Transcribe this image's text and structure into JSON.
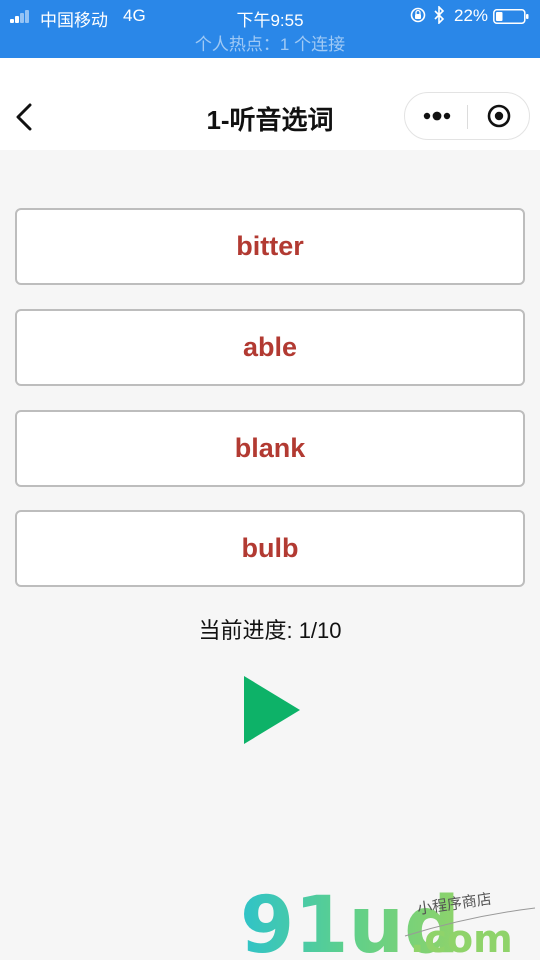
{
  "status_bar": {
    "carrier": "中国移动",
    "network": "4G",
    "time": "下午9:55",
    "battery": "22%",
    "hotspot": "个人热点：1 个连接"
  },
  "nav": {
    "title": "1-听音选词"
  },
  "options": [
    "bitter",
    "able",
    "blank",
    "bulb"
  ],
  "progress": {
    "label": "当前进度: 1/10",
    "current": 1,
    "total": 10
  },
  "watermark": {
    "brand": "91ud",
    "domain": ".com",
    "tagline": "小程序商店"
  },
  "colors": {
    "status_bar": "#2a87e8",
    "option_text": "#b23a32",
    "play": "#0db268",
    "background": "#f6f6f6"
  }
}
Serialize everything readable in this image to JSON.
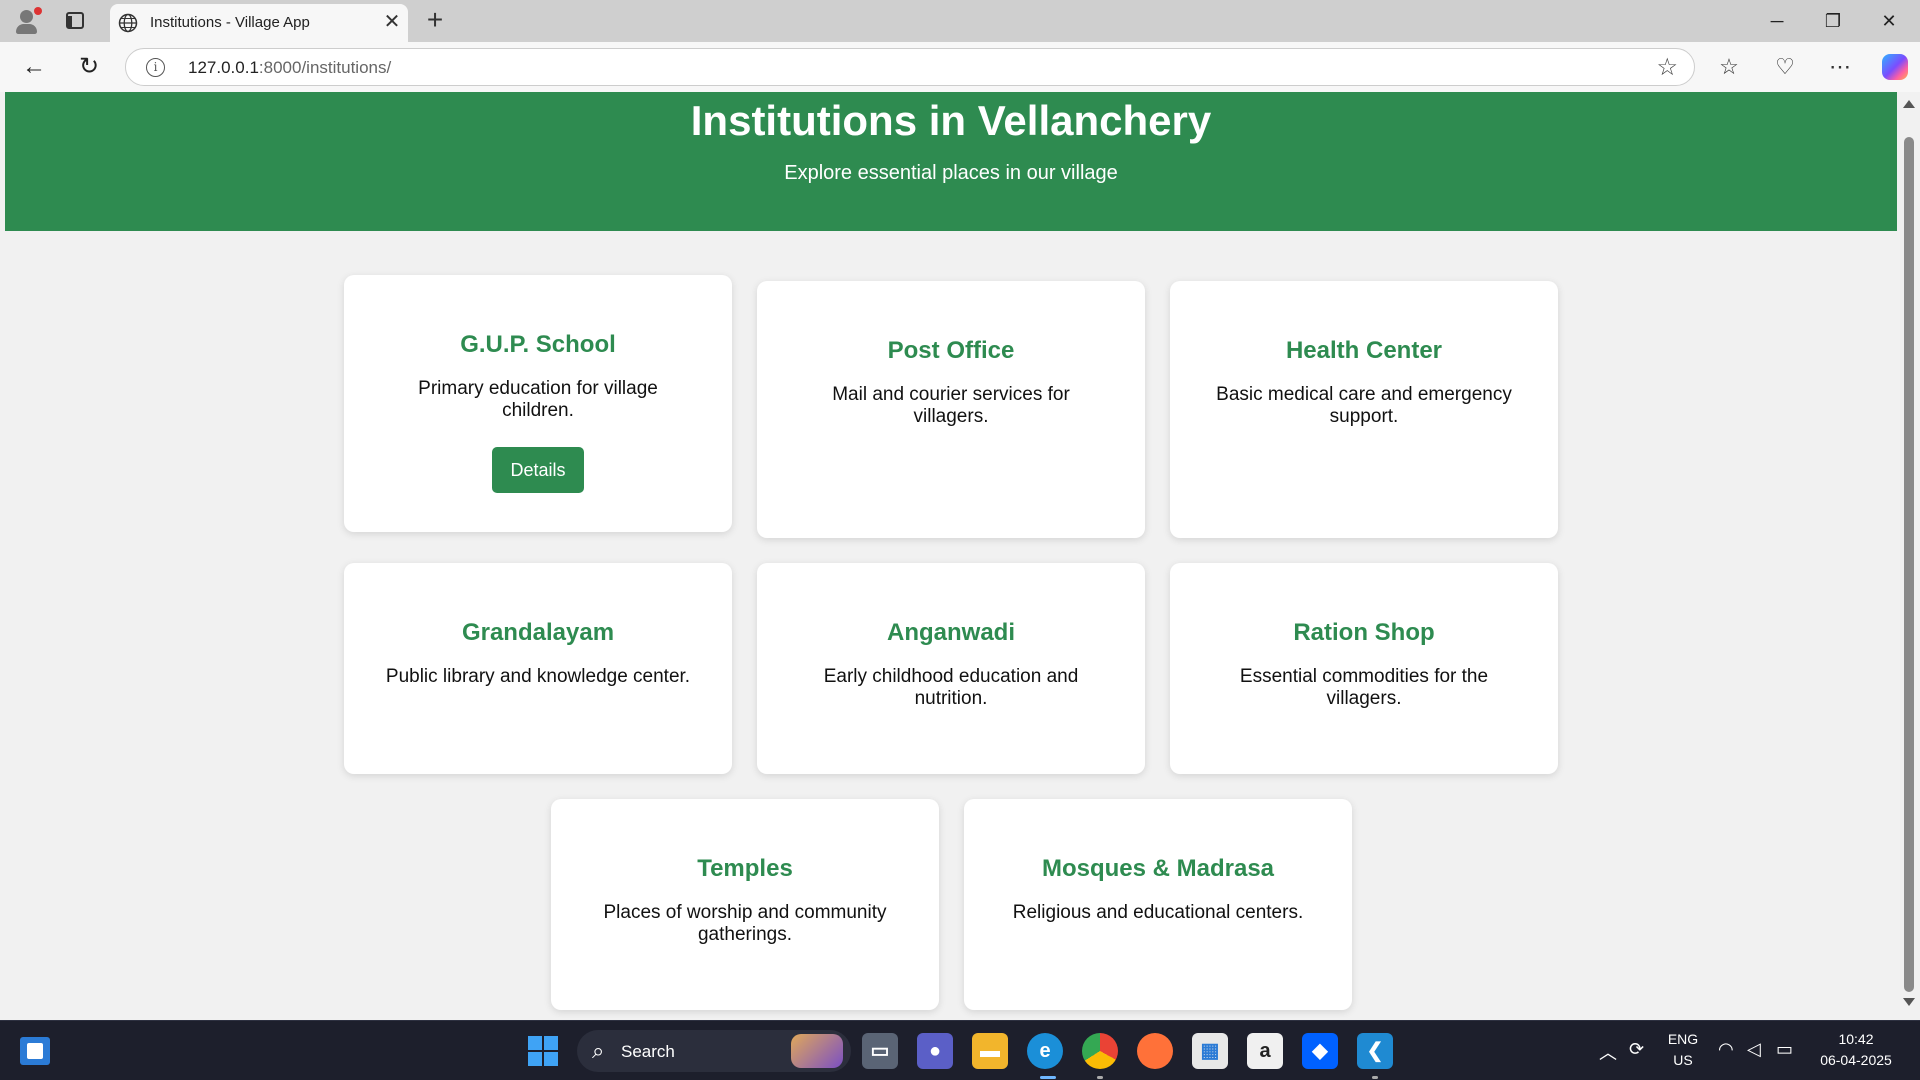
{
  "browser": {
    "tab_title": "Institutions - Village App",
    "url_host": "127.0.0.1",
    "url_path": ":8000/institutions/"
  },
  "hero": {
    "title": "Institutions in Vellanchery",
    "subtitle": "Explore essential places in our village",
    "color": "#2e8b50"
  },
  "cards": [
    {
      "title": "G.U.P. School",
      "desc": "Primary education for village children.",
      "button": "Details"
    },
    {
      "title": "Post Office",
      "desc": "Mail and courier services for villagers."
    },
    {
      "title": "Health Center",
      "desc": "Basic medical care and emergency support."
    },
    {
      "title": "Grandalayam",
      "desc": "Public library and knowledge center."
    },
    {
      "title": "Anganwadi",
      "desc": "Early childhood education and nutrition."
    },
    {
      "title": "Ration Shop",
      "desc": "Essential commodities for the villagers."
    },
    {
      "title": "Temples",
      "desc": "Places of worship and community gatherings."
    },
    {
      "title": "Mosques & Madrasa",
      "desc": "Religious and educational centers."
    }
  ],
  "taskbar": {
    "search_label": "Search",
    "lang_top": "ENG",
    "lang_bottom": "US",
    "time": "10:42",
    "date": "06-04-2025"
  }
}
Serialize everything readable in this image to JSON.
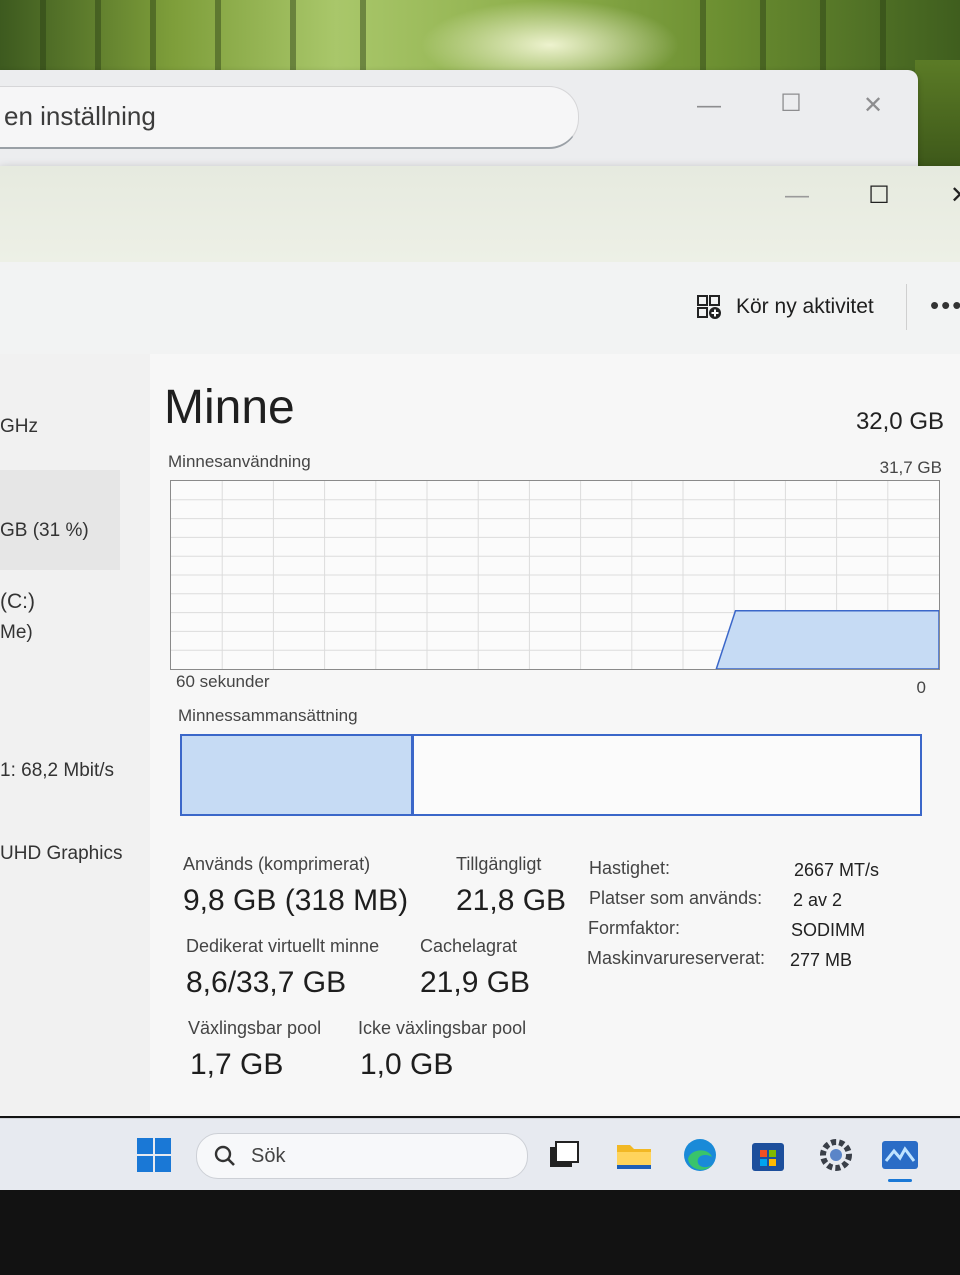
{
  "settings_window": {
    "search_text": "en inställning",
    "minimize_glyph": "—",
    "maximize_glyph": "☐",
    "close_glyph": "✕"
  },
  "task_manager": {
    "window_controls": {
      "minimize_glyph": "—",
      "maximize_glyph": "☐",
      "close_glyph": "✕"
    },
    "toolbar": {
      "run_task_label": "Kör ny aktivitet",
      "more_glyph": "•••"
    },
    "sidebar": {
      "items": [
        {
          "text": "GHz"
        },
        {
          "text": "GB (31 %)"
        },
        {
          "text": "(C:)"
        },
        {
          "text": "Me)"
        },
        {
          "text": "1: 68,2 Mbit/s"
        },
        {
          "text": "UHD Graphics"
        }
      ]
    },
    "memory": {
      "title": "Minne",
      "total": "32,0 GB",
      "usage_label": "Minnesanvändning",
      "graph_max_label": "31,7 GB",
      "graph_time_label": "60 sekunder",
      "graph_zero_label": "0",
      "composition_label": "Minnessammansättning",
      "composition_used_fraction": 0.31,
      "graph_usage_fraction": 0.31,
      "stats": {
        "in_use_label": "Används (komprimerat)",
        "in_use_value": "9,8 GB (318 MB)",
        "available_label": "Tillgängligt",
        "available_value": "21,8 GB",
        "committed_label": "Dedikerat virtuellt minne",
        "committed_value": "8,6/33,7 GB",
        "cached_label": "Cachelagrat",
        "cached_value": "21,9 GB",
        "paged_label": "Växlingsbar pool",
        "paged_value": "1,7 GB",
        "nonpaged_label": "Icke växlingsbar pool",
        "nonpaged_value": "1,0 GB"
      },
      "properties": [
        {
          "key": "Hastighet:",
          "value": "2667 MT/s"
        },
        {
          "key": "Platser som används:",
          "value": "2 av 2"
        },
        {
          "key": "Formfaktor:",
          "value": "SODIMM"
        },
        {
          "key": "Maskinvarureserverat:",
          "value": "277 MB"
        }
      ]
    }
  },
  "taskbar": {
    "search_placeholder": "Sök",
    "icons": [
      "start-icon",
      "task-view-icon",
      "file-explorer-icon",
      "edge-icon",
      "store-icon",
      "settings-icon",
      "task-manager-icon"
    ]
  },
  "colors": {
    "graph_fill": "#c6dbf4",
    "graph_line": "#3b67c9",
    "window_bg": "#f3f3f3"
  }
}
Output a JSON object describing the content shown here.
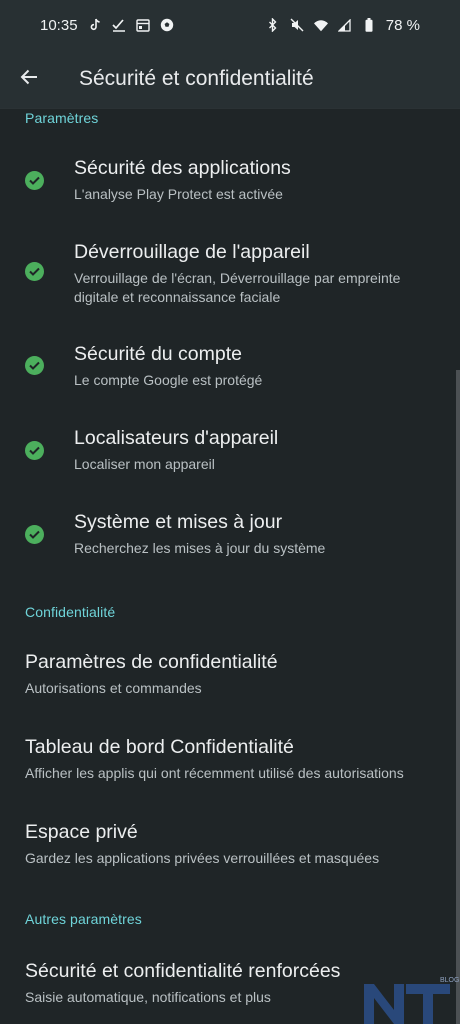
{
  "status_bar": {
    "time": "10:35",
    "battery": "78 %",
    "icons_left": [
      "tiktok-icon",
      "checklist-icon",
      "calendar-icon",
      "soccer-icon"
    ],
    "icons_right": [
      "bluetooth-icon",
      "mute-icon",
      "wifi-icon",
      "signal-icon",
      "battery-icon"
    ]
  },
  "app_bar": {
    "title": "Sécurité et confidentialité"
  },
  "sections": {
    "parametres": {
      "header": "Paramètres",
      "items": [
        {
          "title": "Sécurité des applications",
          "subtitle": "L'analyse Play Protect est activée"
        },
        {
          "title": "Déverrouillage de l'appareil",
          "subtitle_line1": "Verrouillage de l'écran, Déverrouillage par empreinte",
          "subtitle_line2": "digitale et reconnaissance faciale"
        },
        {
          "title": "Sécurité du compte",
          "subtitle": "Le compte Google est protégé"
        },
        {
          "title": "Localisateurs d'appareil",
          "subtitle": "Localiser mon appareil"
        },
        {
          "title": "Système et mises à jour",
          "subtitle": "Recherchez les mises à jour du système"
        }
      ]
    },
    "confidentialite": {
      "header": "Confidentialité",
      "items": [
        {
          "title": "Paramètres de confidentialité",
          "subtitle": "Autorisations et commandes"
        },
        {
          "title": "Tableau de bord Confidentialité",
          "subtitle": "Afficher les applis qui ont récemment utilisé des autorisations"
        },
        {
          "title": "Espace privé",
          "subtitle": "Gardez les applications privées verrouillées et masquées"
        }
      ]
    },
    "autres": {
      "header": "Autres paramètres",
      "items": [
        {
          "title": "Sécurité et confidentialité renforcées",
          "subtitle": "Saisie automatique, notifications et plus"
        }
      ]
    }
  },
  "watermark": {
    "text": "BLOG"
  },
  "colors": {
    "accent": "#6fd4d9",
    "check": "#4caf5d",
    "background": "#1f2527",
    "bar": "#283033"
  }
}
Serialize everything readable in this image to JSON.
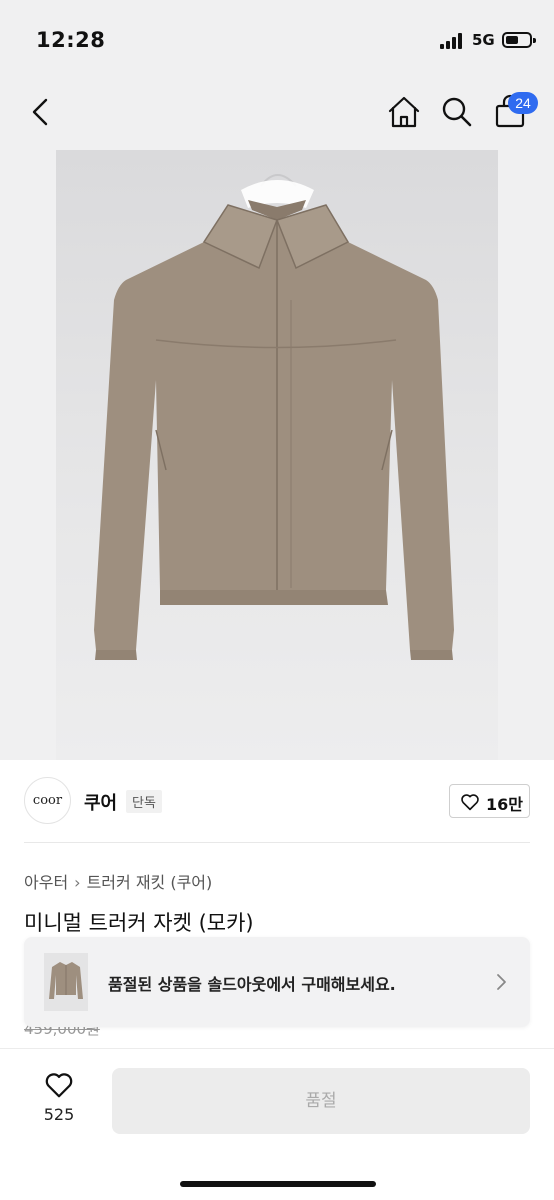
{
  "status_bar": {
    "time": "12:28",
    "network": "5G"
  },
  "navbar": {
    "cart_count": "24"
  },
  "brand": {
    "logo_text": "coor",
    "name": "쿠어",
    "tag": "단독",
    "likes": "16만"
  },
  "breadcrumb": {
    "category": "아우터",
    "subcategory": "트러커 재킷 (쿠어)"
  },
  "product": {
    "title": "미니멀 트러커 자켓 (모카)",
    "original_price": "459,000원"
  },
  "soldout_banner": {
    "text": "품절된 상품을 솔드아웃에서 구매해보세요."
  },
  "bottom_bar": {
    "wish_count": "525",
    "buy_label": "품절"
  },
  "colors": {
    "accent": "#2f6bf0",
    "jacket": "#9e8f7f",
    "disabled_button": "#ececec"
  }
}
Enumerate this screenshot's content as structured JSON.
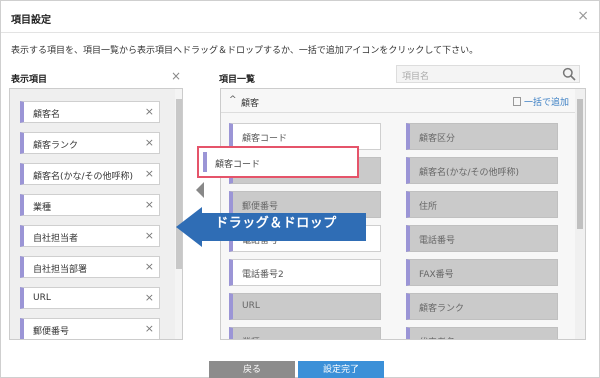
{
  "dialog": {
    "title": "項目設定",
    "close_glyph": "×",
    "instruction": "表示する項目を、項目一覧から表示項目へドラッグ＆ドロップするか、一括で追加アイコンをクリックして下さい。"
  },
  "left": {
    "title": "表示項目",
    "clear_glyph": "×",
    "remove_glyph": "×",
    "items": [
      {
        "label": "顧客名"
      },
      {
        "label": "顧客ランク"
      },
      {
        "label": "顧客名(かな/その他呼称)"
      },
      {
        "label": "業種"
      },
      {
        "label": "自社担当者"
      },
      {
        "label": "自社担当部署"
      },
      {
        "label": "URL"
      },
      {
        "label": "郵便番号"
      }
    ]
  },
  "right": {
    "title": "項目一覧",
    "search_placeholder": "項目名",
    "group_caret": "^",
    "group_name": "顧客",
    "bulk_add": "一括で追加",
    "items": [
      {
        "label": "顧客コード",
        "state": "available"
      },
      {
        "label": "顧客区分",
        "state": "used"
      },
      {
        "label": "",
        "state": "used"
      },
      {
        "label": "顧客名(かな/その他呼称)",
        "state": "used"
      },
      {
        "label": "郵便番号",
        "state": "used"
      },
      {
        "label": "住所",
        "state": "used"
      },
      {
        "label": "電話番号",
        "state": "available"
      },
      {
        "label": "電話番号",
        "state": "used"
      },
      {
        "label": "電話番号2",
        "state": "available"
      },
      {
        "label": "FAX番号",
        "state": "used"
      },
      {
        "label": "URL",
        "state": "used"
      },
      {
        "label": "顧客ランク",
        "state": "used"
      },
      {
        "label": "業種",
        "state": "used"
      },
      {
        "label": "代表者名",
        "state": "used"
      }
    ]
  },
  "drag": {
    "ghost_label": "顧客コード",
    "callout": "ドラッグ＆ドロップ",
    "callout_color": "#2f6db5"
  },
  "footer": {
    "back_label": "戻る",
    "done_label": "設定完了"
  },
  "colors": {
    "accent": "#3b90d8",
    "item_stripe": "#9b95d6",
    "highlight": "#e5546a"
  }
}
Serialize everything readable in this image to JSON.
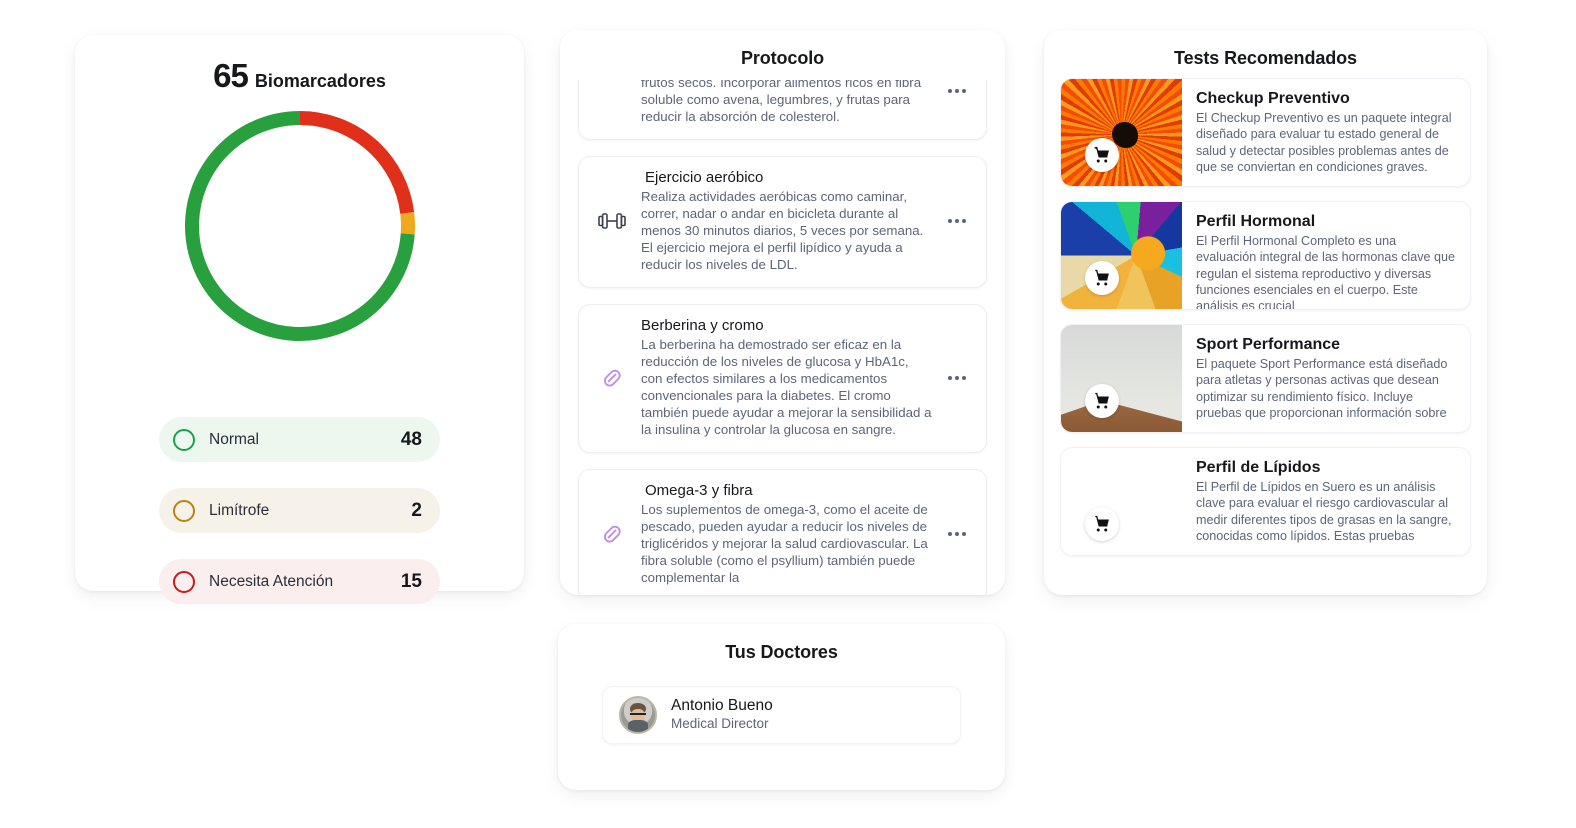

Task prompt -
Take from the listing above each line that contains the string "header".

The completed task -
      "header": "Paramètres",
      "header": "Confidentialité",
      "header": "Autres paramètres",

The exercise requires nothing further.